- Thumb or finger sucking, both of which can push teeth forward, impact tongue positioning and change the shape of the jaw
- Bruxism, more commonly known as tooth grinding, which can impact muscle tension, alter the structure of teeth, and change the shape of the jaw
- Enlarged tonsils and adenoids which can block airflow and cause an open-mouth breathing pattern
Because most orofacial myofunctional disorders occur in people who breathe through their mouths, anything that causes mouth breathing for extended periods can increase risks. Even things like seasonal allergies can habituate a person to mouth breathing and increase the risk of developing an OMD.
During your routine visits with Dr. Konig, we will look for signs of orofacial myofunctional disorders to determine if myofunctional therapy will be necessary to protect the health and beauty of your smile.
We know mouth breathing is detrimental to jaw development and can cause bad bites too. What else causes patients to mouth breathe?
- Enlarged tonsils
- Thumbsucking habits
Signs of Orofacial Myofunctional Disorders
Orofacial myofunctional disorders often result in tongue thrust, which impacts proper swallowing and can alter speech patterns. Referring to the act of pushing the tongue against or between the teeth while swallowing, tongue thrust can cause abnormal muscle development, which may make sound articulation very difficult. Unusual speech patterns or difficulties speaking at all are common signs of OMD.
orofacial myofunctional disorders may cause a tightening of cheeks, chin, and lips, resulting in a grimaced appearance. They may also result in a permanent space between the lips that can produce a dull or sluggish appearance.

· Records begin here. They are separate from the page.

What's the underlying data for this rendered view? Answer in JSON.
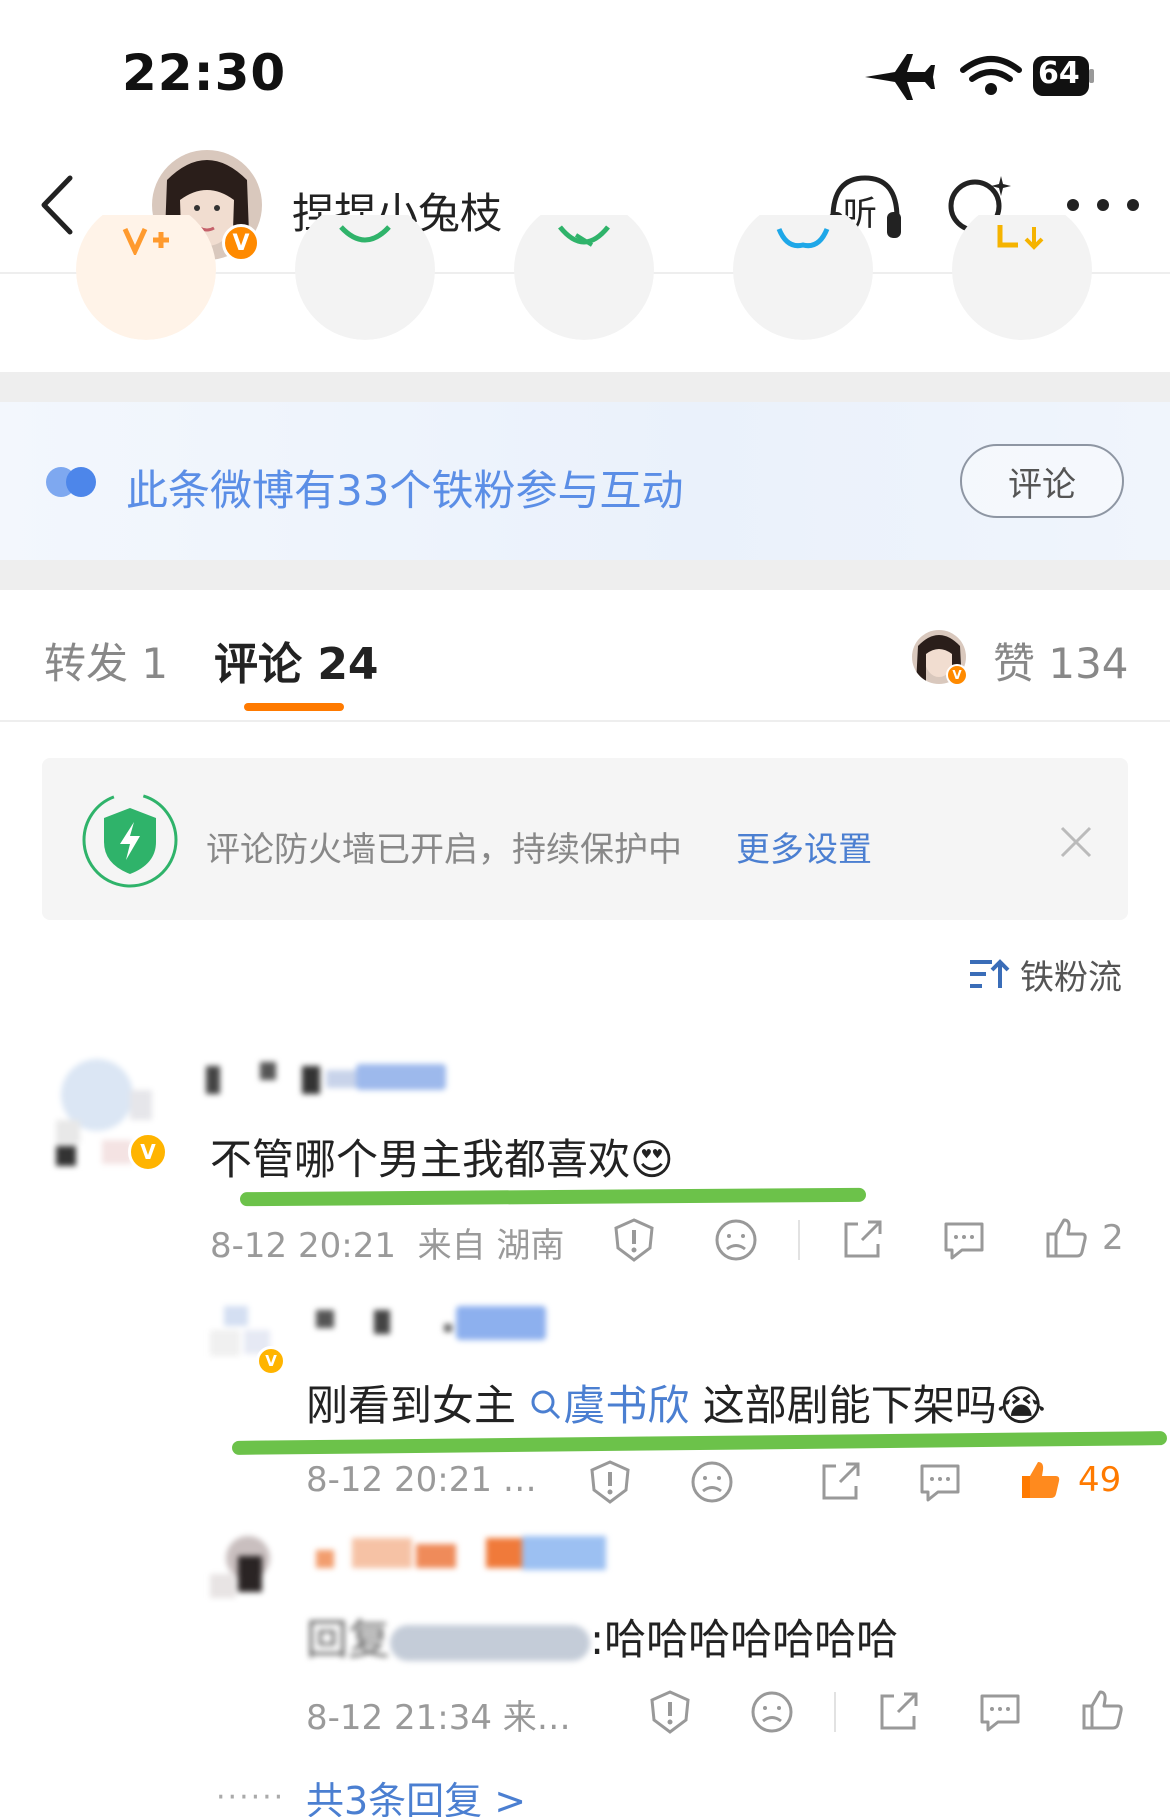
{
  "status_bar": {
    "time": "22:30",
    "battery": "64"
  },
  "header": {
    "user_name": "捏捏小兔枝",
    "listen_label": "听",
    "v_badge": "V"
  },
  "fans_banner": {
    "text": "此条微博有33个铁粉参与互动",
    "button_label": "评论"
  },
  "tabs": {
    "repost": "转发 1",
    "comment": "评论 24",
    "likes": "赞 134"
  },
  "firewall": {
    "text": "评论防火墙已开启，持续保护中",
    "link": "更多设置"
  },
  "sort": {
    "label": "铁粉流"
  },
  "comments": [
    {
      "text": "不管哪个男主我都喜欢",
      "emoji": "😍",
      "time": "8-12 20:21",
      "location": "来自 湖南",
      "likes": "2"
    },
    {
      "text_before": "刚看到女主",
      "mention": "虞书欣",
      "text_after": "这部剧能下架吗",
      "emoji": "😭",
      "time": "8-12 20:21 …",
      "likes": "49"
    },
    {
      "text_prefix": "回复",
      "text": ":哈哈哈哈哈哈哈",
      "time": "8-12 21:34 来…",
      "likes": ""
    }
  ],
  "replies_link": "共3条回复 >",
  "colors": {
    "accent_orange": "#ff7a00",
    "link_blue": "#4b7fd1",
    "highlight_green": "#6cc24a",
    "firewall_green": "#2fb36a"
  }
}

Orofacial myofunctional disorders increase the risk of TMJ symptoms such as chronic headaches, pain and swelling in the jaw, neck and backache, and serious systemic health issues including digestive problems and changes in posture. Oral health issues such as gum disease and cavities may also be exacerbated by OMD.
Orofacial Myofunctional Therapy
Houston neuromuscular dentist Dr. Ronald Konig offers myofunctional therapy for the treatment of orofacial myofunctional disorder. Exact treatment methods are dependent on the cause, duration, and severity of each case, but may include:
- Exercises to increase awareness of tongue positioning
- Techniques to improve muscle function and position
- Orthotic devices to help retrain muscles
Dr. Konig takes a multidisciplinary approach when treating issues with facial muscles such as TMJ and OMD. The best way to determine which techniques will be of the greatest benefit to you is through an examination and treatment consultation with Dr. Konig.
OMT is an interdisciplinary practice that works with the muscles of the lips, tongue, cheeks, and face and their related functions. Some of the functions are breathing, swallowing, chewing, sucking, and some aspects of speech.
From young children to adults, MFT can help those who have Myofunctional disorders such as aberrant alterations in breathing, swallowing, sucking, chewing, and speech. These aberrant functions pertain to lips , tongue, cheeks, and facial muscles which can lead to overbites, underbites, open bites as well as TMJ pain.
Over time, correct tongue placement can expand the palate, prevent crowding or further crowding of the teeth, and open sinuses which can benefit those with snoring or sleep apnea issues.